He was a tireless crusader against social evils and condemned the alarming rise of drug addiction and alcoholism among youth. During a Maramon Convention (one of the oldest Christian spiritual congregation in Asia), he challenged stereotypes and true to the Socratic aphorism of “physician heal thyself”, exhorted Christians to eschew sanctimonious statements; to lead by example by first abstaining from consuming alcohol before all episcopal denominations campaigned for its state-wide ban. He never was a sympathizer of Communism, but loved communists and was himself one through practicing what he preached on socialism and egalitarianism. He was an intrepid fighter for equality of opportunity who treated everyone with respect and dignity, irrespective of his/her social class and affinities. He could love all unconditionally, true to one of the iconic quotes of Marcus Aurelius in his magnum opus, Meditations, “Accept the things to which fate binds you, and love the people with whom fate brings you together, but do so with all your heart.” He did embrace humanity in all forms, types and flavors with all his heart, most fervently and with a sense of exceeding alacrity.

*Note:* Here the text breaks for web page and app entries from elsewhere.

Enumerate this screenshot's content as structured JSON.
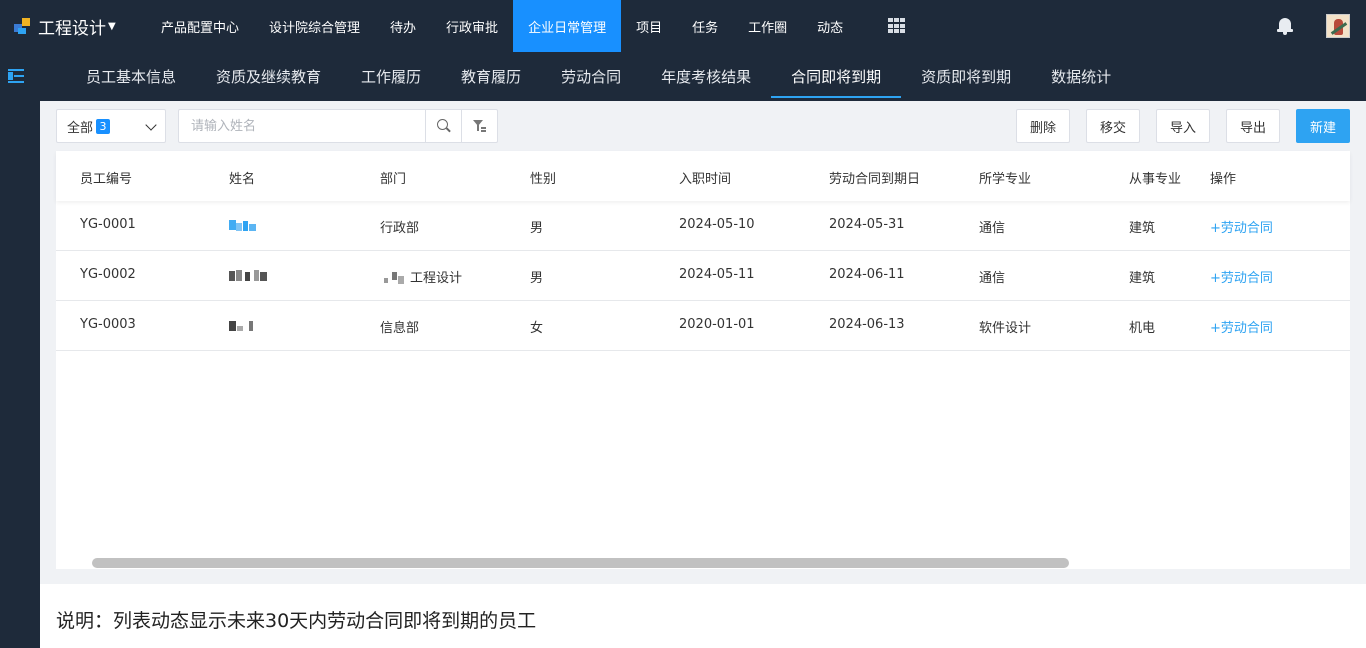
{
  "brand": {
    "title": "工程设计"
  },
  "topnav": {
    "items": [
      {
        "label": "产品配置中心",
        "active": false
      },
      {
        "label": "设计院综合管理",
        "active": false
      },
      {
        "label": "待办",
        "active": false
      },
      {
        "label": "行政审批",
        "active": false
      },
      {
        "label": "企业日常管理",
        "active": true
      },
      {
        "label": "项目",
        "active": false
      },
      {
        "label": "任务",
        "active": false
      },
      {
        "label": "工作圈",
        "active": false
      },
      {
        "label": "动态",
        "active": false
      }
    ]
  },
  "subtabs": {
    "items": [
      {
        "label": "员工基本信息"
      },
      {
        "label": "资质及继续教育"
      },
      {
        "label": "工作履历"
      },
      {
        "label": "教育履历"
      },
      {
        "label": "劳动合同"
      },
      {
        "label": "年度考核结果"
      },
      {
        "label": "合同即将到期"
      },
      {
        "label": "资质即将到期"
      },
      {
        "label": "数据统计"
      }
    ],
    "active_index": 6
  },
  "toolbar": {
    "filter_select": {
      "label": "全部",
      "count": "3"
    },
    "search": {
      "placeholder": "请输入姓名",
      "value": ""
    },
    "delete_label": "删除",
    "transfer_label": "移交",
    "import_label": "导入",
    "export_label": "导出",
    "new_label": "新建"
  },
  "table": {
    "columns": [
      "员工编号",
      "姓名",
      "部门",
      "性别",
      "入职时间",
      "劳动合同到期日",
      "所学专业",
      "从事专业",
      "操作"
    ],
    "rows": [
      {
        "id": "YG-0001",
        "dept": "行政部",
        "gender": "男",
        "hire_date": "2024-05-10",
        "contract_end": "2024-05-31",
        "major": "通信",
        "work_major": "建筑",
        "action": "+劳动合同"
      },
      {
        "id": "YG-0002",
        "dept": "工程设计",
        "gender": "男",
        "hire_date": "2024-05-11",
        "contract_end": "2024-06-11",
        "major": "通信",
        "work_major": "建筑",
        "action": "+劳动合同"
      },
      {
        "id": "YG-0003",
        "dept": "信息部",
        "gender": "女",
        "hire_date": "2020-01-01",
        "contract_end": "2024-06-13",
        "major": "软件设计",
        "work_major": "机电",
        "action": "+劳动合同"
      }
    ]
  },
  "footnote": "说明：列表动态显示未来30天内劳动合同即将到期的员工",
  "colors": {
    "topbar_bg": "#1e2a3a",
    "accent": "#1890ff",
    "link": "#2ea3f2",
    "content_bg": "#f0f2f5"
  }
}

The witty priest was loved by all and his popularity transcended party lines. When the incumbent NDA administration rejected 31 of 34 nominations by the LDF government for three civilian honors, both parties unanimously agreed on Mar Chrysostom. He was conferred Padma Bhushan, India’s third highest civilian award on March, 2018. He briefly adorned the mantle of an environmental activist when he opposed the authorities planning an airport by reclaiming huge hectares of paddy fields. He championed the cause of tribal re-settlements and was deeply anguished by illegal encroachments and forceful evictions of their lands and habitats. His charming demeanor and charisma radiated to all who met him, from the common man to celebrity movie stars, political leaders, scribes, academics and social activists.
We stand on the shoulders of giants. The legacy of great men continues to light our paths and influence our worldview, long after they had gone. The cherubic-faced centenarian priest has left a good collection of pearls on the highway of life to mesmerize, reproach, inspire and motivate us, and most of those are clarion calls to become human in an unforgiving world. He revived the art of satire, for reformation and refinement of individuals and societies, and often employed it with panache, as a potent weapon of constructive social criticism. He was a living witness to the gospel and added a touch of humor to imprint the Good News in human hearts. Undoubtedly, Mar Chrysostom was the most recognizable face of Christianity in recent history. Also, one of the most humane.